Monday 24th Oct 2016 - Logistics Manager

Short-term hire – a supply chain essential

Easy and reliable access to materials handling equipment on a short-term hire basis is an essential element in the supply chain process for every kind of modern business – large or small – as it is a certainty that the requirement will arise in every enterprise at some time.

We live in a consumer-driven society where the ready and constant availability of goods, whether it is food, luxury items or other essentials for modern living, are taken for granted. Furthermore, in the UK we expect these goods to be available for seven days a week, and for the shops to be open all hours.

To ensure reliable and consistent levels of availability to meet the expectations of the consumer, successful businesses have developed efficient, strategically located storage and distribution centres that also incorporate sophisticated warehouse management systems.

In Europe, UK companies were among the first to recognise the benefits of acquiring their materials handling equipment using various types of leasing and contract hire methods – usually with maintenance included. This method of acquisition has been identified by many businesses as the most cost-effective way of operating their supply chains, as well as being tax efficient, and with the added benefit that capital is released for other purposes.

Today, some 75% of handling equipment in the UK is acquired in this way rather than through outright purchase.

These contracts invariably entail key performance indicators, including guaranteed uptime and productivity ratios, which mean that the onus for meeting equipment shortfalls caused by peak demands, servicing or breakdown scenarios rests with the supplier of the contracted fleet.

The trend for leasing and contract hire has been accompanied by a growth in the outsourcing of a company’s entire materials handling operation to third-party storage and distribution specialists. This enables companies to concentrate on their core business.

Seasonal peaks

The UK is very fortunate in this respect, since there are excellent third-party distribution companies with international reputations who offer the unique skills and expertise required for this important function. The third-party specialists will in turn invariably acquire their handling equipment using the contract hire route.

Whether the supply chain is operated directly, or using third-party specialists, both have to cope with seasonal periods of peak demand such as Christmas, for example.

For the retail trade and supermarkets in particular, Christmas represents the ultimate test of the efficiency and reliability of any supply chain system.

During these exceptionally busy periods the retail outlets require much more frequent replenishment which, back at the distribution centres, entails significant increases in order picking volumes and storage retrieval operations, as well as marshalling and loading bay activities.

Other examples are cold stores where seasonal rises in activity are influenced by the weather, creating a greater demand for ice creams and other frozen products during the summer with the subsequent increase in stock turnover. Farmers and fruit and vegetable businesses will also take the short-term hire route to satisfy consumer demand during seasonal peaks.

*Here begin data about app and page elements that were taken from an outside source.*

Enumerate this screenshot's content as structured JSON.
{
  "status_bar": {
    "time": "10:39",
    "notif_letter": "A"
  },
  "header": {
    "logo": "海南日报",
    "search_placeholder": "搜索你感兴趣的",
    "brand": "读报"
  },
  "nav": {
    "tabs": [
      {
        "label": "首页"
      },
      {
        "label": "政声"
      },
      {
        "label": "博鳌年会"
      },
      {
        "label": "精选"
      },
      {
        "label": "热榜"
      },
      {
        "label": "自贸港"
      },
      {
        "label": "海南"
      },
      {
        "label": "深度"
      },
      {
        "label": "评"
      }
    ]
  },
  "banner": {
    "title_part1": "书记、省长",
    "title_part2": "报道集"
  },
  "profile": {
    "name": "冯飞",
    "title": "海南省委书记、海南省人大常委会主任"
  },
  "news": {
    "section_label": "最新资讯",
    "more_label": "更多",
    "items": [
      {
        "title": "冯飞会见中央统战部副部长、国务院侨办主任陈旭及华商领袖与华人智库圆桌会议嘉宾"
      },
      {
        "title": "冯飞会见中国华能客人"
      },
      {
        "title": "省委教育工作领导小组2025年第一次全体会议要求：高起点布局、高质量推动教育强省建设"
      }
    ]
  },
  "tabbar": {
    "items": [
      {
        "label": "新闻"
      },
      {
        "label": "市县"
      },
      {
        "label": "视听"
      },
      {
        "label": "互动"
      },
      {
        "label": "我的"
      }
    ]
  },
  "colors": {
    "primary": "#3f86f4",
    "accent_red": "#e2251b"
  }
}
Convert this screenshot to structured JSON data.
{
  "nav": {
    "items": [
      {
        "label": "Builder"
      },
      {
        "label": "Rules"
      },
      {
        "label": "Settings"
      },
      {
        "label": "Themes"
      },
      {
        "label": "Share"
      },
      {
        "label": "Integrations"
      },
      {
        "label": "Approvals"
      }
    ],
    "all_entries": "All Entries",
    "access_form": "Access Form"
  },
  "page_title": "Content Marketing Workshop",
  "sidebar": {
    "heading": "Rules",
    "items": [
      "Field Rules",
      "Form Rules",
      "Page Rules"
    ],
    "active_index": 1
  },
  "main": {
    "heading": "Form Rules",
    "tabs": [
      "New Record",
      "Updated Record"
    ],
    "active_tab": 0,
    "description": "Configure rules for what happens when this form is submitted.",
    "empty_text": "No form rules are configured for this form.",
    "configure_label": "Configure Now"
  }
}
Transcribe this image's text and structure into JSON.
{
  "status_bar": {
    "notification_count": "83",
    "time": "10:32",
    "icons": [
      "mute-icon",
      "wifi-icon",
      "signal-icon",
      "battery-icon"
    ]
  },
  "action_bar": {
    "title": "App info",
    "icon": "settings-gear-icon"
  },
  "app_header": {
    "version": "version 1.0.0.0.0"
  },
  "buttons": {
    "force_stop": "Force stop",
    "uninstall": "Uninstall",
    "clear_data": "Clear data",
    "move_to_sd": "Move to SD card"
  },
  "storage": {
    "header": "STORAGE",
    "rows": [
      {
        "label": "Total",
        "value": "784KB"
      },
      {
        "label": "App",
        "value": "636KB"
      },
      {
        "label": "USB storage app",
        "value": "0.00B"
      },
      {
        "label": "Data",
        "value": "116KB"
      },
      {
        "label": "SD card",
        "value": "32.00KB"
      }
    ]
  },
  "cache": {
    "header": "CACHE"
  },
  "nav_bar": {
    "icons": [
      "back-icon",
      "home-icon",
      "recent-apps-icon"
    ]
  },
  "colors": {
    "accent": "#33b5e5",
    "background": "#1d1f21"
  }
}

The supply chain process adds cost to the product without adding to its value, so every modern business aims to achieve the optimum balance between providing an efficient service to its clients, but in the most cost-effective way to ensure handling costs are kept to a minimum. After all, an efficient service can only be sustained by a profitable operation.

This means having the right type and quantity of equipment to handle normal periods of activity with easy access to short-term rental equipment to meet seasonal and sometimes unexpected peak demands.

It makes no economic sense to have more trucks in the fleet than are necessary to run an efficient supply chain. The capital tied up in surplus and depreciating assets simpl`y to cope with peak demands can be put to more effective use elsewhere.

At Linde we have a fleet of some 10,000 short-term hire trucks available through our local national network companies, and the fleet-mix reflects the historical usage patterns in each region.

However, it is not sufficient to simply have any old trucks because the most important point is that they must also be reliable and productive. This means they must be reasonably modern with full service histories and, ideally, to have been regularly serviced by the equipment supplier.

The popularity of contract hire as a means of fleet acquisition in the UK has meant that the supplier must always have standby trucks available from its short-term hire fleet. Depending on the fleet size, or the intensity and type of application, it is sometimes necessary for the contracted equipment supplier to keep some short-term hire trucks on the customer’s site. This is to ensure cover is maintained to cope with frequent peaks as well as gaps created by the regular servicing schedules of the long-term contract hire equipment.

Easy access

The UK is an entrepreneurial society where there are a myriad of small businesses creating a dynamic, ever changing economy with many new business start-ups each year. All these small, growing businesses require materials handling equipment of one kind or another and, depending on their circumstances, will usually aim to acquire used equipment or use short-term hire trucks; and sometimes a combination of both.

It is a natural phenomenon of small, growing businesses that there will be more frequent demand peaks – both planned and unexpected. This in turn will require the use of short-term hire trucks, sometimes even for only a day. Easy access to short-term equipment is just as essential for these small companies as it is for the larger fleet users.

For the supplier, the